Immediately after the announcement was made, a number of prominent players expressed their disappointment and have candidly voiced their displeasure with the NHL’s position. Most notably, Alex Ovechkin has already thrown down the gauntlet, indicating that he will still go to Pyeongchang, come hell or high water. More interesting than what this means on an individual level for players, however, is what this could mean leading up to the expiration of the collective bargaining agreement in a few years. NHLPA executive director Donald Fehr has already intimated that the association may look to exact some revenge during the next round of negotiations. It remains to be seen whether this episode poisons the well, but for now, it’s clear that there are storm clouds on the horizon.

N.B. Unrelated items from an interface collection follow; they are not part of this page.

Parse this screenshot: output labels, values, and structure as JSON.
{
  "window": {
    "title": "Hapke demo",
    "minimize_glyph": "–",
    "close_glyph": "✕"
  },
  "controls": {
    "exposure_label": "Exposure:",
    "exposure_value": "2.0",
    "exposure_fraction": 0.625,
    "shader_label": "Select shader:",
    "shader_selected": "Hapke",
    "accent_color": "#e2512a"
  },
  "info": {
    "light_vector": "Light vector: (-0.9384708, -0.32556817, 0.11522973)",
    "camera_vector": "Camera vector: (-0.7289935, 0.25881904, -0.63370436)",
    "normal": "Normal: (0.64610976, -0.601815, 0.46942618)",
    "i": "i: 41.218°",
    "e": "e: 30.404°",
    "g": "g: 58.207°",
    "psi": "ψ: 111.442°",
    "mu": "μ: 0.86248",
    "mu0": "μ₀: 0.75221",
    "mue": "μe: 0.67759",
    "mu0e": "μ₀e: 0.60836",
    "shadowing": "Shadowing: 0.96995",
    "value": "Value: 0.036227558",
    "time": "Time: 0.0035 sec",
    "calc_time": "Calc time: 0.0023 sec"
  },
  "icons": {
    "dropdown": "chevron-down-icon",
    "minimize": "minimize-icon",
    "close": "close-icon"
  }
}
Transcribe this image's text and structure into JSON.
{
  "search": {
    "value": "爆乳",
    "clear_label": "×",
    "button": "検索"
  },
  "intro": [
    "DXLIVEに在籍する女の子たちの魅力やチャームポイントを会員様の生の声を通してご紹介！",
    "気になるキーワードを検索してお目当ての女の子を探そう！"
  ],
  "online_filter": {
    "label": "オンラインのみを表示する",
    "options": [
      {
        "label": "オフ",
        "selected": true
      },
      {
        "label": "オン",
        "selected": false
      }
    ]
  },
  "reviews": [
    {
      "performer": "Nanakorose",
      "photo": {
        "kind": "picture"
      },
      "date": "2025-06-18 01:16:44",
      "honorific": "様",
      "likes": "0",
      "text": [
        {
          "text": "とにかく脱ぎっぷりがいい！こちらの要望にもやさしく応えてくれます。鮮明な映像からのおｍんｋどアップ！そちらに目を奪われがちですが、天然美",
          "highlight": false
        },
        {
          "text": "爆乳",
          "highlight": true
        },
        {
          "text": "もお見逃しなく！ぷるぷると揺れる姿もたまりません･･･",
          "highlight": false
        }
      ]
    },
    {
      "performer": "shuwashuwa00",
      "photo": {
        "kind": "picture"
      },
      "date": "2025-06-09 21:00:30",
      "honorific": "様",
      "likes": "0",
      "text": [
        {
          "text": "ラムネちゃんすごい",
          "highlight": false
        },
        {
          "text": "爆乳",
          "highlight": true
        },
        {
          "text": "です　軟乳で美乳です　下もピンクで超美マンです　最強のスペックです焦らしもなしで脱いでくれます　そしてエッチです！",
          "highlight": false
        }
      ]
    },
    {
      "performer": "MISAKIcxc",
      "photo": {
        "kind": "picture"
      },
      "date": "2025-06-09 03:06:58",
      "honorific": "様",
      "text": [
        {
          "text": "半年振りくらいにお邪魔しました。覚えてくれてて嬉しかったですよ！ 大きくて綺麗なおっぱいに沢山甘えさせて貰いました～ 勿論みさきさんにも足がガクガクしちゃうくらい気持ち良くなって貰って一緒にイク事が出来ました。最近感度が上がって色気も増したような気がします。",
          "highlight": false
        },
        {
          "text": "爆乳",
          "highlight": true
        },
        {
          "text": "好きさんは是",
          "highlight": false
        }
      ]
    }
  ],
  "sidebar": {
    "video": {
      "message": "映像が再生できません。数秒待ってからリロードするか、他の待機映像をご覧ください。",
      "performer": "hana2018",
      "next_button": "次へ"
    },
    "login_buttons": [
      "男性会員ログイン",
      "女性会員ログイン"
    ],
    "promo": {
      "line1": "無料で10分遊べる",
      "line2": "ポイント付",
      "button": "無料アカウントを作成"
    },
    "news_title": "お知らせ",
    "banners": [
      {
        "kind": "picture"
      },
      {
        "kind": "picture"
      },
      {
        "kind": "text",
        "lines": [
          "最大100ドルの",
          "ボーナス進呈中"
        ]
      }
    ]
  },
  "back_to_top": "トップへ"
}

Meanwhile, the IOC has also lamented the NHL’s decision, but it’s unclear what it means for the league’s participation in the 2022 Beijing Games. It’s probable that the National Hockey League would be welcomed back into the Olympic family with open arms, and it’s unlikely that Gary Bettman would turn the opportunity to grow the game in China. However, the Commissioner also recently said that, “if the IOC would move the Olympic hockey tournament to the summer, that would be great.” Ice hockey actually debuted at the Summer Games in Antwerp in 1920, but it’s worth noting that this was before there a Winter equivalent. But besides this novel historical linkage, is this a viable option? The owners, always keen to avoid a costly midseason disruption, might welcome that type of shift. Nevertheless, if the NHL is truly adamant about participating in Beijing, it’s unlikely that we will see hockey in the Summer Games anytime soon. If a change were to occur, odds are it wouldn’t happen until after 2022.